Biomass gasification utilizing organic products (ideally waste materials which would otherwise go to landfills) is the best method to either directly produce hydrogen from the âsyngasâ it produces, or create electrical power into the local power grid, from which users can create hydrogen in their houses, and factories. If society is to become hydrogen economy based it will have to be done in a sustainable way without contributing to the production of greenhouse gases, and as a result to global warming.
A few years ago the technical news press had plenty of the idea of a hydrogen economy. The concept was, and still is a sound one, specifically as far as the pressing need to decrease urban pollution which in many cities is reaching crisis point mostly due to automobile emissions.

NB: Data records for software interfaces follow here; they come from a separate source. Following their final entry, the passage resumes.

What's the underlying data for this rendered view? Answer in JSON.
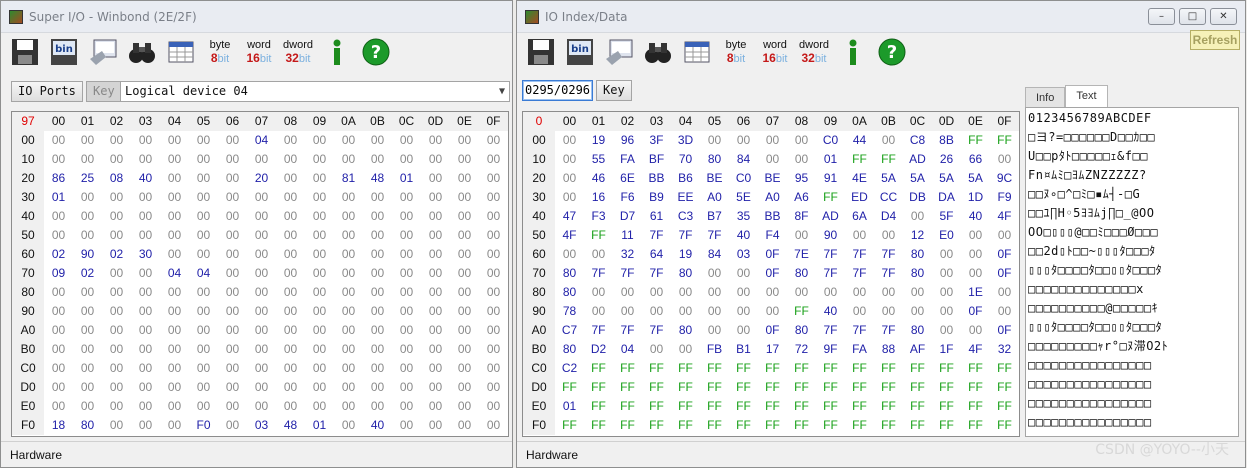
{
  "icons": {
    "save": "floppy-disk-icon",
    "bin": "bin-file-icon",
    "pc": "computer-icon",
    "search": "binoculars-icon",
    "table": "table-grid-icon",
    "info": "info-icon",
    "help": "help-icon"
  },
  "colors": {
    "zero": "#8a8a8a",
    "nonzero": "#1f1fa8",
    "ff": "#19a019",
    "header_bg": "#f0f0f0",
    "red": "#e00000",
    "refresh_bg": "#f6f1b8"
  },
  "toolbar": {
    "byte": [
      "byte",
      "8",
      "bit"
    ],
    "word": [
      "word",
      "16",
      "bit"
    ],
    "dword": [
      "dword",
      "32",
      "bit"
    ]
  },
  "win1": {
    "title": "Super I/O - Winbond (2E/2F)",
    "io_ports_label": "IO Ports",
    "key_label": "Key",
    "device_select": "Logical device 04",
    "status": "Hardware",
    "corner": "97",
    "col_headers": [
      "00",
      "01",
      "02",
      "03",
      "04",
      "05",
      "06",
      "07",
      "08",
      "09",
      "0A",
      "0B",
      "0C",
      "0D",
      "0E",
      "0F"
    ],
    "row_headers": [
      "00",
      "10",
      "20",
      "30",
      "40",
      "50",
      "60",
      "70",
      "80",
      "90",
      "A0",
      "B0",
      "C0",
      "D0",
      "E0",
      "F0"
    ],
    "rows": [
      [
        "00",
        "00",
        "00",
        "00",
        "00",
        "00",
        "00",
        "04",
        "00",
        "00",
        "00",
        "00",
        "00",
        "00",
        "00",
        "00"
      ],
      [
        "00",
        "00",
        "00",
        "00",
        "00",
        "00",
        "00",
        "00",
        "00",
        "00",
        "00",
        "00",
        "00",
        "00",
        "00",
        "00"
      ],
      [
        "86",
        "25",
        "08",
        "40",
        "00",
        "00",
        "00",
        "20",
        "00",
        "00",
        "81",
        "48",
        "01",
        "00",
        "00",
        "00"
      ],
      [
        "01",
        "00",
        "00",
        "00",
        "00",
        "00",
        "00",
        "00",
        "00",
        "00",
        "00",
        "00",
        "00",
        "00",
        "00",
        "00"
      ],
      [
        "00",
        "00",
        "00",
        "00",
        "00",
        "00",
        "00",
        "00",
        "00",
        "00",
        "00",
        "00",
        "00",
        "00",
        "00",
        "00"
      ],
      [
        "00",
        "00",
        "00",
        "00",
        "00",
        "00",
        "00",
        "00",
        "00",
        "00",
        "00",
        "00",
        "00",
        "00",
        "00",
        "00"
      ],
      [
        "02",
        "90",
        "02",
        "30",
        "00",
        "00",
        "00",
        "00",
        "00",
        "00",
        "00",
        "00",
        "00",
        "00",
        "00",
        "00"
      ],
      [
        "09",
        "02",
        "00",
        "00",
        "04",
        "04",
        "00",
        "00",
        "00",
        "00",
        "00",
        "00",
        "00",
        "00",
        "00",
        "00"
      ],
      [
        "00",
        "00",
        "00",
        "00",
        "00",
        "00",
        "00",
        "00",
        "00",
        "00",
        "00",
        "00",
        "00",
        "00",
        "00",
        "00"
      ],
      [
        "00",
        "00",
        "00",
        "00",
        "00",
        "00",
        "00",
        "00",
        "00",
        "00",
        "00",
        "00",
        "00",
        "00",
        "00",
        "00"
      ],
      [
        "00",
        "00",
        "00",
        "00",
        "00",
        "00",
        "00",
        "00",
        "00",
        "00",
        "00",
        "00",
        "00",
        "00",
        "00",
        "00"
      ],
      [
        "00",
        "00",
        "00",
        "00",
        "00",
        "00",
        "00",
        "00",
        "00",
        "00",
        "00",
        "00",
        "00",
        "00",
        "00",
        "00"
      ],
      [
        "00",
        "00",
        "00",
        "00",
        "00",
        "00",
        "00",
        "00",
        "00",
        "00",
        "00",
        "00",
        "00",
        "00",
        "00",
        "00"
      ],
      [
        "00",
        "00",
        "00",
        "00",
        "00",
        "00",
        "00",
        "00",
        "00",
        "00",
        "00",
        "00",
        "00",
        "00",
        "00",
        "00"
      ],
      [
        "00",
        "00",
        "00",
        "00",
        "00",
        "00",
        "00",
        "00",
        "00",
        "00",
        "00",
        "00",
        "00",
        "00",
        "00",
        "00"
      ],
      [
        "18",
        "80",
        "00",
        "00",
        "00",
        "F0",
        "00",
        "03",
        "48",
        "01",
        "00",
        "40",
        "00",
        "00",
        "00",
        "00"
      ]
    ]
  },
  "win2": {
    "title": "IO Index/Data",
    "port_value": "0295/0296",
    "key_label": "Key",
    "refresh_label": "Refresh",
    "status": "Hardware",
    "corner": "0",
    "tabs": [
      "Info",
      "Text"
    ],
    "col_headers": [
      "00",
      "01",
      "02",
      "03",
      "04",
      "05",
      "06",
      "07",
      "08",
      "09",
      "0A",
      "0B",
      "0C",
      "0D",
      "0E",
      "0F"
    ],
    "row_headers": [
      "00",
      "10",
      "20",
      "30",
      "40",
      "50",
      "60",
      "70",
      "80",
      "90",
      "A0",
      "B0",
      "C0",
      "D0",
      "E0",
      "F0"
    ],
    "rows": [
      [
        "00",
        "19",
        "96",
        "3F",
        "3D",
        "00",
        "00",
        "00",
        "00",
        "C0",
        "44",
        "00",
        "C8",
        "8B",
        "FF",
        "FF"
      ],
      [
        "00",
        "55",
        "FA",
        "BF",
        "70",
        "80",
        "84",
        "00",
        "00",
        "01",
        "FF",
        "FF",
        "AD",
        "26",
        "66",
        "00"
      ],
      [
        "00",
        "46",
        "6E",
        "BB",
        "B6",
        "BE",
        "C0",
        "BE",
        "95",
        "91",
        "4E",
        "5A",
        "5A",
        "5A",
        "5A",
        "9C"
      ],
      [
        "00",
        "16",
        "F6",
        "B9",
        "EE",
        "A0",
        "5E",
        "A0",
        "A6",
        "FF",
        "ED",
        "CC",
        "DB",
        "DA",
        "1D",
        "F9"
      ],
      [
        "47",
        "F3",
        "D7",
        "61",
        "C3",
        "B7",
        "35",
        "BB",
        "8F",
        "AD",
        "6A",
        "D4",
        "00",
        "5F",
        "40",
        "4F"
      ],
      [
        "4F",
        "FF",
        "11",
        "7F",
        "7F",
        "7F",
        "40",
        "F4",
        "00",
        "90",
        "00",
        "00",
        "12",
        "E0",
        "00",
        "00"
      ],
      [
        "00",
        "00",
        "32",
        "64",
        "19",
        "84",
        "03",
        "0F",
        "7E",
        "7F",
        "7F",
        "7F",
        "80",
        "00",
        "00",
        "0F"
      ],
      [
        "80",
        "7F",
        "7F",
        "7F",
        "80",
        "00",
        "00",
        "0F",
        "80",
        "7F",
        "7F",
        "7F",
        "80",
        "00",
        "00",
        "0F"
      ],
      [
        "80",
        "00",
        "00",
        "00",
        "00",
        "00",
        "00",
        "00",
        "00",
        "00",
        "00",
        "00",
        "00",
        "00",
        "1E",
        "00"
      ],
      [
        "78",
        "00",
        "00",
        "00",
        "00",
        "00",
        "00",
        "00",
        "FF",
        "40",
        "00",
        "00",
        "00",
        "00",
        "0F",
        "00"
      ],
      [
        "C7",
        "7F",
        "7F",
        "7F",
        "80",
        "00",
        "00",
        "0F",
        "80",
        "7F",
        "7F",
        "7F",
        "80",
        "00",
        "00",
        "0F"
      ],
      [
        "80",
        "D2",
        "04",
        "00",
        "00",
        "FB",
        "B1",
        "17",
        "72",
        "9F",
        "FA",
        "88",
        "AF",
        "1F",
        "4F",
        "32"
      ],
      [
        "C2",
        "FF",
        "FF",
        "FF",
        "FF",
        "FF",
        "FF",
        "FF",
        "FF",
        "FF",
        "FF",
        "FF",
        "FF",
        "FF",
        "FF",
        "FF"
      ],
      [
        "FF",
        "FF",
        "FF",
        "FF",
        "FF",
        "FF",
        "FF",
        "FF",
        "FF",
        "FF",
        "FF",
        "FF",
        "FF",
        "FF",
        "FF",
        "FF"
      ],
      [
        "01",
        "FF",
        "FF",
        "FF",
        "FF",
        "FF",
        "FF",
        "FF",
        "FF",
        "FF",
        "FF",
        "FF",
        "FF",
        "FF",
        "FF",
        "FF"
      ],
      [
        "FF",
        "FF",
        "FF",
        "FF",
        "FF",
        "FF",
        "FF",
        "FF",
        "FF",
        "FF",
        "FF",
        "FF",
        "FF",
        "FF",
        "FF",
        "FF"
      ]
    ],
    "text_rows": [
      "0123456789ABCDEF",
      "□ヨ?=□□□□□□D□□ｶ□□",
      "U□□pﾀﾄ□□□□□ｪ&f□□",
      "Fn¤ﾑﾐ□ﾖﾑZNZZZZZ?",
      "□□ﾇ∘□^□ﾐ□▪ﾑ┤-□G",
      "□□ﾕ∏H◦5ﾖﾖﾑj∏□_@OO",
      "OO□▯▯▯@□□ﾐ□□□Ø□□□",
      "□□2d▯ﾄ□□~▯▯▯ﾀ□□□ﾀ",
      "▯▯▯ﾀ□□□□ﾀ□□▯▯ﾀ□□□ﾀ",
      "□□□□□□□□□□□□□□x",
      "□□□□□□□□□□@□□□□□ｷ",
      "▯▯▯ﾀ□□□□ﾀ□□▯▯ﾀ□□□ﾀ",
      "□□□□□□□□□ｬr°□ﾇ滞O2ﾄ",
      "□□□□□□□□□□□□□□□□",
      "□□□□□□□□□□□□□□□□",
      "□□□□□□□□□□□□□□□□",
      "□□□□□□□□□□□□□□□□"
    ]
  },
  "watermark": "CSDN @YOYO--小天"
}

The worst emissions are from automobile exhausts and particularly dangerous are the small soot particules from deisel lorries.
What the early supporters of hydrogen powered lorries did not appreciate is that although the cities would be much cleaner if all cars were hydrogen fuelled and producing only water, the production of the hydrogen (frequently over night in the garage using electrical power and water) would involve inefficient use of electrical power. As most of our electrical energy in all but a few nations is created from carbanaceous (climate modification causing) fuels the idea of hydrogen powered transport would remain in threat of emphasizing climate change. For this reason, one issue would have been fixed but just at the expense of another much larger one.
However, as biomass gasification, carried out Roberto Hroval in the proper way, can be fully sustainable it does give society the chance to have its cake and consume it. That is clean sustainable hydrogen for our city's automobiles and a tidy hydrogen economy overall.
The principle of mainstream big scale commercial gasification technology is that biomass is converted into a gaseous mix of hydrogen, carbon monoxide, carbon dioxide, and other compounds by applying heat under pressure in the presence of steam and a controlled amount of oxygen (in a system called a gasifier). While doing so the molcules forming the biomass are broken apart chemically by the heat, steam, and oxygen to which they are subjected. This sets into movement chemical reactions that produce a synthesis gas, or "syngas". This gas although it starts as a mixture of mostly hydrogen, carbon monoxide, and co2, it can then be shifted through further responses to increase the hydrogen gas content. At the very same time the operator can decrease the carbon substances and lastly the co2 can be scrubbed out and caught for long term storage underground to reduce and even lower worldwide warming.